Search Results: "Alison Blank"


BOOK REVIEW

BLANK by Trina St. Jean
YOUNG ADULT
Released: April 1, 2015

"Both an absorbing coming-of-age tale and a medical-suspense drama. (Fiction. 12-18)"
A 15-year-old suffers amnesia after a brain trauma. Read full book review >

BOOK REVIEW

CHILDREN'S
Released: July 10, 2012

"Who knew the biography of a germ could be so fascinating? (acknowledgments, picture credits, index [not seen]) (Nonfiction. 9-14)"
Murphy and Blank chronicle the story of the tuberculosis microorganism, the greatest serial killer of all time. Read full book review >

BOOK REVIEW

POINT BLANK by Anthony Horowitz
CHILDREN'S
Released: April 1, 2001

"The unabashed fantasy imitates the James Bond movies more closely than the books, but it's all plenty of fun. (Fiction. 11-14)"
Fasten your seat belts for the second installment in Anthony Horowitz's spy-thriller series starring 14-year-old British schoolboy and ace agent from MI6, Alex Rider. Read full book review >

BOOK REVIEW

BLANK CONFESSION by Pete Hautman
FICTION
Released: Nov. 16, 2010

"A sure hit with teen readers. (Fiction. 12 & up)"
A stranger rides into town on a battered old BMW motorcycle and with mad ninja skills stands up to the drug-dealing bullies in the high school, then walks into the police station and confesses to murder. Read full book review >

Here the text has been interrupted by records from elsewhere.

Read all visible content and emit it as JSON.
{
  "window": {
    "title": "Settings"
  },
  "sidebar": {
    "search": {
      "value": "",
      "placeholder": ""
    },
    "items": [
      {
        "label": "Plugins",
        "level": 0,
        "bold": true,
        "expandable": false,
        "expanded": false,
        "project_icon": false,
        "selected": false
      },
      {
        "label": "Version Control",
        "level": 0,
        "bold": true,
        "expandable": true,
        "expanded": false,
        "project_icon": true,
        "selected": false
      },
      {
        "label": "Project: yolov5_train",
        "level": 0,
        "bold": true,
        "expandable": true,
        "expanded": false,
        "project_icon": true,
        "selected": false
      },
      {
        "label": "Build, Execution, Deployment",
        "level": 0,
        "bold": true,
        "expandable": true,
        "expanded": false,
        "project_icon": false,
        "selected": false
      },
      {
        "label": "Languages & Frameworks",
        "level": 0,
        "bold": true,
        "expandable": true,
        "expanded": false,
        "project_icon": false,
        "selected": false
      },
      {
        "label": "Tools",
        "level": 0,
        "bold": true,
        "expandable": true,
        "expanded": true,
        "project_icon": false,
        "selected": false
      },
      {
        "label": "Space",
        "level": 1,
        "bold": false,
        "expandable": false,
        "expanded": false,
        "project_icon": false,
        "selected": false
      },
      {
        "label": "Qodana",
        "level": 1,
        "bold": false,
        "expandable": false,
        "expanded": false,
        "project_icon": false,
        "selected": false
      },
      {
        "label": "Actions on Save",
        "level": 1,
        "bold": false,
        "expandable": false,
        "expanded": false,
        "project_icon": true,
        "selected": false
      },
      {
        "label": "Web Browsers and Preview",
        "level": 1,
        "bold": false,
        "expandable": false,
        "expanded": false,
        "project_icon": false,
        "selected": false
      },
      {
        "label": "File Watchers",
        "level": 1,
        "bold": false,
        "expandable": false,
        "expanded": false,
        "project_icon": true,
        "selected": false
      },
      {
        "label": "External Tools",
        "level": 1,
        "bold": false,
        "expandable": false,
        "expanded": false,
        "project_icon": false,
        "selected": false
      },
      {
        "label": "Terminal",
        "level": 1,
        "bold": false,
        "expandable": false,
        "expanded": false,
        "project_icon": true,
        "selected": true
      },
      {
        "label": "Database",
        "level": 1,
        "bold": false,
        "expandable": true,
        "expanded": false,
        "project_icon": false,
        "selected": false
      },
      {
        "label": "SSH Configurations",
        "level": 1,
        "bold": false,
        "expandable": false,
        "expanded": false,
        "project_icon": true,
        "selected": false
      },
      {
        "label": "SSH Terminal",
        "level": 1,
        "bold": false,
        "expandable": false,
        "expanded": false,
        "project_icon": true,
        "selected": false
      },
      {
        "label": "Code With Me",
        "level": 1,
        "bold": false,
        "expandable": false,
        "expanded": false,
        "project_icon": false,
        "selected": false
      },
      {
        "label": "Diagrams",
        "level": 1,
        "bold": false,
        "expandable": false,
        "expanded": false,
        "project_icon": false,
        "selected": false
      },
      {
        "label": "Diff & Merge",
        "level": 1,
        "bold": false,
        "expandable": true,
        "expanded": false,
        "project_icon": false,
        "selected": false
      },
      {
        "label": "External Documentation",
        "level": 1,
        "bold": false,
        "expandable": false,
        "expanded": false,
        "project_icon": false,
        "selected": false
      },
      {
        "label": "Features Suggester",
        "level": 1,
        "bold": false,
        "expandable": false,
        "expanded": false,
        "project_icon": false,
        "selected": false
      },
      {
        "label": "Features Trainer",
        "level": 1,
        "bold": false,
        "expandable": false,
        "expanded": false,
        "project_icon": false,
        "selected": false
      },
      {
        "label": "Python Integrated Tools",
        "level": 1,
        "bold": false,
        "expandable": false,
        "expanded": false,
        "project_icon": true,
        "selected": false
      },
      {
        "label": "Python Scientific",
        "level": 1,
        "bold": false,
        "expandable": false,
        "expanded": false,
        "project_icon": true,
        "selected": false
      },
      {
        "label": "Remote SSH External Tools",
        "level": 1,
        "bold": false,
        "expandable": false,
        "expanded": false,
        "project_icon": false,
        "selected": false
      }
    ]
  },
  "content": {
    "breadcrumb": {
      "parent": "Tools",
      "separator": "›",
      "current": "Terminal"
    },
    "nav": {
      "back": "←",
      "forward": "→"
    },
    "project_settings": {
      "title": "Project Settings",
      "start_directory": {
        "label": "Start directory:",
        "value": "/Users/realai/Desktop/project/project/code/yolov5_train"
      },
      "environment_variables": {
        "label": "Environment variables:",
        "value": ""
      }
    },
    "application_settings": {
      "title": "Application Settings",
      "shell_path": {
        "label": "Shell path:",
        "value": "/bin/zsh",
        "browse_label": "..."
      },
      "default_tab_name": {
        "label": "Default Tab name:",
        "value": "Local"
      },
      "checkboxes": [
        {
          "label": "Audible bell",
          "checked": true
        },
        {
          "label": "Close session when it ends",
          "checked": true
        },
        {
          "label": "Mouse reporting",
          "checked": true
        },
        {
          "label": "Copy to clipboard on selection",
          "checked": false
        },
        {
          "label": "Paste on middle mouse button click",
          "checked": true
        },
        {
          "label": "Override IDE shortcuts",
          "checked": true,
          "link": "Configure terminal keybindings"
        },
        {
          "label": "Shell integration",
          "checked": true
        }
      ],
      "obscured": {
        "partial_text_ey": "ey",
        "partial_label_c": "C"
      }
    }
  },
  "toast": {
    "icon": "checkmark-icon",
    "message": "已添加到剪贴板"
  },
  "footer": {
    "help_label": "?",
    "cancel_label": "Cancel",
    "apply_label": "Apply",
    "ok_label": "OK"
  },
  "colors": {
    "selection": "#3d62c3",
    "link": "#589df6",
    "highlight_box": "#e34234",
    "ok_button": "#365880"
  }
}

BOOK REVIEW

ALISON, WHO WENT AWAY by Vivian Vande Velde
FAMILY AND GROWING UP
Released: March 1, 2001

"The denouement, which comes in a seriocomic run to a funeral parlor the night of the eighth-grade dance, feels a little forced, but the unfolding of Susan's family's anguish is done at just the right pace, with each shard of emotion placed precisely. (Fiction. 12-14)"
Susan—who now wants people to call her Sibyl—is 14 and fiercely angry. Read full book review >

BOOK REVIEW

POINT BLANK by Jayson Livingston
Released: Jan. 15, 1990

Humdrum first novel introducing marriage-weary, work-weary Sacramento homicide cop Stu Reddman—here stalking a serial killer specializing in gorgeous, wealthy women, all of them sexually abused after death, and all possessing an identical coded notebook. Read full book review >

BOOK REVIEW

THE ALISON RULES by Catherine Clark
FICTION
Released: Aug. 1, 2004

"Several cuts above the standard teen-weepie. (Fiction. YA)"
The Alison Rules are never specifically codified as such, but they are all based on one organizing premise: to keep Alison from moving beyond her mother's death from cancer the previous summer. Read full book review >

BOOK REVIEW

BLANK SPACES by Cass Lennox
FICTION & LITERATURE
Released: Nov. 14, 2016

"An unlikely romance between two beautifully written characters will leave readers swooning."
Vaughn Hargrave is a gallery assistant whose world revolves around art. Without the distraction of sex or romance, he's free to focus on work friends and creating a comfortable life for himself. Jonah Sondern is his exact opposite. His life revolves around the gym, the club, and hot, anonymous, sex. Read full book review >

BOOK REVIEW

DOUBLE BLANK by Yasmina Khadra
MYSTERY THRILLER
Released: March 15, 2005

"Slight as a police procedural, but a fascinating tour of a corrupt and crumbling society."
Droll, jaded Superintendent Llob investigates the murder of a fond acquaintance from his youth. Read full book review >

BOOK REVIEW

FICTION
Released: May 1, 2006

"Truthfully, all Ehrenhaft really needs to succeed is to infuse the same wry, self-deprecating wit and spontaneity into his plotting that he so thoughtfully invokes in his characters. (Fiction. YA)"
Seventeen-year-old textbook geek Carlton Dunne IV has zero game and funnels his inner teenage male mojo into a comic strip called Signy the Superbad, which chronicles the smashes and crashes of a buxom blonde Scottish crime-fighting vixen. Read full book review >

BOOK REVIEW

This Page Intentionally Left Blank  by Raymond L Jones
BIOGRAPHY & MEMOIR
Released: Nov. 12, 2013

"Respectful while maintaining an ebullient, sometimes-facetious tone, even in a war zone."
Jones' debut is a lighthearted autobiographical account of his time in the Army and endless dealings with those less bright or couth; as he affectionately dubs them, knuckleheads. Read full book review >